EXERCISE AIM: A word-for-word restatement of the data is what is needed.
╭─ RECORDS SHOWN
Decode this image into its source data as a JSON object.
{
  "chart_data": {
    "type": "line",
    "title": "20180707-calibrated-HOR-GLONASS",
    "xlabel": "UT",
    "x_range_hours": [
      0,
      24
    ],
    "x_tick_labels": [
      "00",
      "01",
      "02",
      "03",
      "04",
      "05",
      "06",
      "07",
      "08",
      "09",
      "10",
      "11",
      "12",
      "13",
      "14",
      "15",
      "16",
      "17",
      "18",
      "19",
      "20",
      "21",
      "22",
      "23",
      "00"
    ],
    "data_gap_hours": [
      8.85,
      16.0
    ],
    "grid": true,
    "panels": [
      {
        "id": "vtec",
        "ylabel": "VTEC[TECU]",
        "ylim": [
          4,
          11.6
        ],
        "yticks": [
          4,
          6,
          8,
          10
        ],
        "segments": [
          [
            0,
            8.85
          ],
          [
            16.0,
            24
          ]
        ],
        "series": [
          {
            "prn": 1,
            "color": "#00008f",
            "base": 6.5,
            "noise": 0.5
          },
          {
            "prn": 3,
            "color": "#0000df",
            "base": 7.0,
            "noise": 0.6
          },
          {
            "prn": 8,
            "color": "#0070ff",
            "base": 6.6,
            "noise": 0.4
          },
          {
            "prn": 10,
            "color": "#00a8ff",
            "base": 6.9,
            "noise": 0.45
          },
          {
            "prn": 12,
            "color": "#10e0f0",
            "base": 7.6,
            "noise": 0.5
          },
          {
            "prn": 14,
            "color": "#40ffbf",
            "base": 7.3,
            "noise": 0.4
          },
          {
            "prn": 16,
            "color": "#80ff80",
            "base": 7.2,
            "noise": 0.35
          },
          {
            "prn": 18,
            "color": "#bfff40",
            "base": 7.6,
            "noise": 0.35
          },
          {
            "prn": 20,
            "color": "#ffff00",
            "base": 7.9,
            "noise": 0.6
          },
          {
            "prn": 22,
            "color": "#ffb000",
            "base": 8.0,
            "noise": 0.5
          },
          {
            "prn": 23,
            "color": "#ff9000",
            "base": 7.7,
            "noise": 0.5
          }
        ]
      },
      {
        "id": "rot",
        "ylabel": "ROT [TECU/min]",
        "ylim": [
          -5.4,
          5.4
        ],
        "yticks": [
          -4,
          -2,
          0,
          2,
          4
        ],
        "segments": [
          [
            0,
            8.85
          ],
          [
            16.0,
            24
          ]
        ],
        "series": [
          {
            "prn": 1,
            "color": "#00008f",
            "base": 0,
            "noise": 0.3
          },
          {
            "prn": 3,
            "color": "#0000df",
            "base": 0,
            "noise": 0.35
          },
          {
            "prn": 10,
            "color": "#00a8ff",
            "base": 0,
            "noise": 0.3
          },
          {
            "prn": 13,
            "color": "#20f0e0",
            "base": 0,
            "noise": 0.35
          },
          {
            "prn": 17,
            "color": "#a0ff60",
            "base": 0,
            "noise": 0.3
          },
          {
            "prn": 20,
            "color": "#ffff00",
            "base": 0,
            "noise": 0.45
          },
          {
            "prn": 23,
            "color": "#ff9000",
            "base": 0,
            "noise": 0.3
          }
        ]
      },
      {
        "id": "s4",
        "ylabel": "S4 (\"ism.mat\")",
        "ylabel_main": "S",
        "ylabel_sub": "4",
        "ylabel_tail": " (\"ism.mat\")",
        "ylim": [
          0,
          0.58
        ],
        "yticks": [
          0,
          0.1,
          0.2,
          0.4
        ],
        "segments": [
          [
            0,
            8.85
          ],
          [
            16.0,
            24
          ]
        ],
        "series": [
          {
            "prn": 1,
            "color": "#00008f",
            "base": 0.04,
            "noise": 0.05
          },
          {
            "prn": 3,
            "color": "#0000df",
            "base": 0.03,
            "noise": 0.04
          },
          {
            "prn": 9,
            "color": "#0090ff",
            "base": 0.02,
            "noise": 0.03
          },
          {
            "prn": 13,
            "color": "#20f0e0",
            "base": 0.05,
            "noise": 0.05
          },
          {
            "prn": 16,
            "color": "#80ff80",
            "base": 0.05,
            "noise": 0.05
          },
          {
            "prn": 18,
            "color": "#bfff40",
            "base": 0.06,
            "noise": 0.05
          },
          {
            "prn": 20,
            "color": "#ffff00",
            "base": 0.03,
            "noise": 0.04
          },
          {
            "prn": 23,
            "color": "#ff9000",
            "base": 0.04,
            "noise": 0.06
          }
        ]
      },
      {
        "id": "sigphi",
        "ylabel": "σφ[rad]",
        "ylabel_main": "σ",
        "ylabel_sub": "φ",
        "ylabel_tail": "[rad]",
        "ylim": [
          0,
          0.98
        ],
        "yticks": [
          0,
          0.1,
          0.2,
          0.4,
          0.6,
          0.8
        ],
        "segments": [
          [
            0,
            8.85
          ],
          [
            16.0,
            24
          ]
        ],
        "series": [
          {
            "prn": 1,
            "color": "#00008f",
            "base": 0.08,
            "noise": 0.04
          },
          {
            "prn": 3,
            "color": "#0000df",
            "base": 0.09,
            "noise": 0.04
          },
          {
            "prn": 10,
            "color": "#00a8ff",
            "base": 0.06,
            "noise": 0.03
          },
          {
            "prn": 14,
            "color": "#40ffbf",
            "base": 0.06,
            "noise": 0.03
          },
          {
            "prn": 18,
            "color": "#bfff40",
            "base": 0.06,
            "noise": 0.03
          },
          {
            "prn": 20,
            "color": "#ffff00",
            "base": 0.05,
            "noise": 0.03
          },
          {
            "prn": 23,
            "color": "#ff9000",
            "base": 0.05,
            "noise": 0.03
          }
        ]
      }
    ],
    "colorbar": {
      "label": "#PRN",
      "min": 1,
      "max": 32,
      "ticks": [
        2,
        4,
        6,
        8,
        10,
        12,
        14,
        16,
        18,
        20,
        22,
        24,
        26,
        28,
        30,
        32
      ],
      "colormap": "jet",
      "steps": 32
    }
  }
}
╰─
ANSWER TO THE PROBLEM:
Decode this image into its source data as a JSON object.
{
  "chart_data": {
    "type": "line",
    "title": "20180707-calibrated-HOR-GLONASS",
    "xlabel": "UT",
    "x_range_hours": [
      0,
      24
    ],
    "x_tick_labels": [
      "00",
      "01",
      "02",
      "03",
      "04",
      "05",
      "06",
      "07",
      "08",
      "09",
      "10",
      "11",
      "12",
      "13",
      "14",
      "15",
      "16",
      "17",
      "18",
      "19",
      "20",
      "21",
      "22",
      "23",
      "00"
    ],
    "data_gap_hours": [
      8.85,
      16.0
    ],
    "grid": true,
    "panels": [
      {
        "id": "vtec",
        "ylabel": "VTEC[TECU]",
        "ylim": [
          4,
          11.6
        ],
        "yticks": [
          4,
          6,
          8,
          10
        ],
        "segments": [
          [
            0,
            8.85
          ],
          [
            16.0,
            24
          ]
        ],
        "series": [
          {
            "prn": 1,
            "color": "#00008f",
            "base": 6.5,
            "noise": 0.5
          },
          {
            "prn": 3,
            "color": "#0000df",
            "base": 7.0,
            "noise": 0.6
          },
          {
            "prn": 8,
            "color": "#0070ff",
            "base": 6.6,
            "noise": 0.4
          },
          {
            "prn": 10,
            "color": "#00a8ff",
            "base": 6.9,
            "noise": 0.45
          },
          {
            "prn": 12,
            "color": "#10e0f0",
            "base": 7.6,
            "noise": 0.5
          },
          {
            "prn": 14,
            "color": "#40ffbf",
            "base": 7.3,
            "noise": 0.4
          },
          {
            "prn": 16,
            "color": "#80ff80",
            "base": 7.2,
            "noise": 0.35
          },
          {
            "prn": 18,
            "color": "#bfff40",
            "base": 7.6,
            "noise": 0.35
          },
          {
            "prn": 20,
            "color": "#ffff00",
            "base": 7.9,
            "noise": 0.6
          },
          {
            "prn": 22,
            "color": "#ffb000",
            "base": 8.0,
            "noise": 0.5
          },
          {
            "prn": 23,
            "color": "#ff9000",
            "base": 7.7,
            "noise": 0.5
          }
        ]
      },
      {
        "id": "rot",
        "ylabel": "ROT [TECU/min]",
        "ylim": [
          -5.4,
          5.4
        ],
        "yticks": [
          -4,
          -2,
          0,
          2,
          4
        ],
        "segments": [
          [
            0,
            8.85
          ],
          [
            16.0,
            24
          ]
        ],
        "series": [
          {
            "prn": 1,
            "color": "#00008f",
            "base": 0,
            "noise": 0.3
          },
          {
            "prn": 3,
            "color": "#0000df",
            "base": 0,
            "noise": 0.35
          },
          {
            "prn": 10,
            "color": "#00a8ff",
            "base": 0,
            "noise": 0.3
          },
          {
            "prn": 13,
            "color": "#20f0e0",
            "base": 0,
            "noise": 0.35
          },
          {
            "prn": 17,
            "color": "#a0ff60",
            "base": 0,
            "noise": 0.3
          },
          {
            "prn": 20,
            "color": "#ffff00",
            "base": 0,
            "noise": 0.45
          },
          {
            "prn": 23,
            "color": "#ff9000",
            "base": 0,
            "noise": 0.3
          }
        ]
      },
      {
        "id": "s4",
        "ylabel": "S4 (\"ism.mat\")",
        "ylabel_main": "S",
        "ylabel_sub": "4",
        "ylabel_tail": " (\"ism.mat\")",
        "ylim": [
          0,
          0.58
        ],
        "yticks": [
          0,
          0.1,
          0.2,
          0.4
        ],
        "segments": [
          [
            0,
            8.85
          ],
          [
            16.0,
            24
          ]
        ],
        "series": [
          {
            "prn": 1,
            "color": "#00008f",
            "base": 0.04,
            "noise": 0.05
          },
          {
            "prn": 3,
            "color": "#0000df",
            "base": 0.03,
            "noise": 0.04
          },
          {
            "prn": 9,
            "color": "#0090ff",
            "base": 0.02,
            "noise": 0.03
          },
          {
            "prn": 13,
            "color": "#20f0e0",
            "base": 0.05,
            "noise": 0.05
          },
          {
            "prn": 16,
            "color": "#80ff80",
            "base": 0.05,
            "noise": 0.05
          },
          {
            "prn": 18,
            "color": "#bfff40",
            "base": 0.06,
            "noise": 0.05
          },
          {
            "prn": 20,
            "color": "#ffff00",
            "base": 0.03,
            "noise": 0.04
          },
          {
            "prn": 23,
            "color": "#ff9000",
            "base": 0.04,
            "noise": 0.06
          }
        ]
      },
      {
        "id": "sigphi",
        "ylabel": "σφ[rad]",
        "ylabel_main": "σ",
        "ylabel_sub": "φ",
        "ylabel_tail": "[rad]",
        "ylim": [
          0,
          0.98
        ],
        "yticks": [
          0,
          0.1,
          0.2,
          0.4,
          0.6,
          0.8
        ],
        "segments": [
          [
            0,
            8.85
          ],
          [
            16.0,
            24
          ]
        ],
        "series": [
          {
            "prn": 1,
            "color": "#00008f",
            "base": 0.08,
            "noise": 0.04
          },
          {
            "prn": 3,
            "color": "#0000df",
            "base": 0.09,
            "noise": 0.04
          },
          {
            "prn": 10,
            "color": "#00a8ff",
            "base": 0.06,
            "noise": 0.03
          },
          {
            "prn": 14,
            "color": "#40ffbf",
            "base": 0.06,
            "noise": 0.03
          },
          {
            "prn": 18,
            "color": "#bfff40",
            "base": 0.06,
            "noise": 0.03
          },
          {
            "prn": 20,
            "color": "#ffff00",
            "base": 0.05,
            "noise": 0.03
          },
          {
            "prn": 23,
            "color": "#ff9000",
            "base": 0.05,
            "noise": 0.03
          }
        ]
      }
    ],
    "colorbar": {
      "label": "#PRN",
      "min": 1,
      "max": 32,
      "ticks": [
        2,
        4,
        6,
        8,
        10,
        12,
        14,
        16,
        18,
        20,
        22,
        24,
        26,
        28,
        30,
        32
      ],
      "colormap": "jet",
      "steps": 32
    }
  }
}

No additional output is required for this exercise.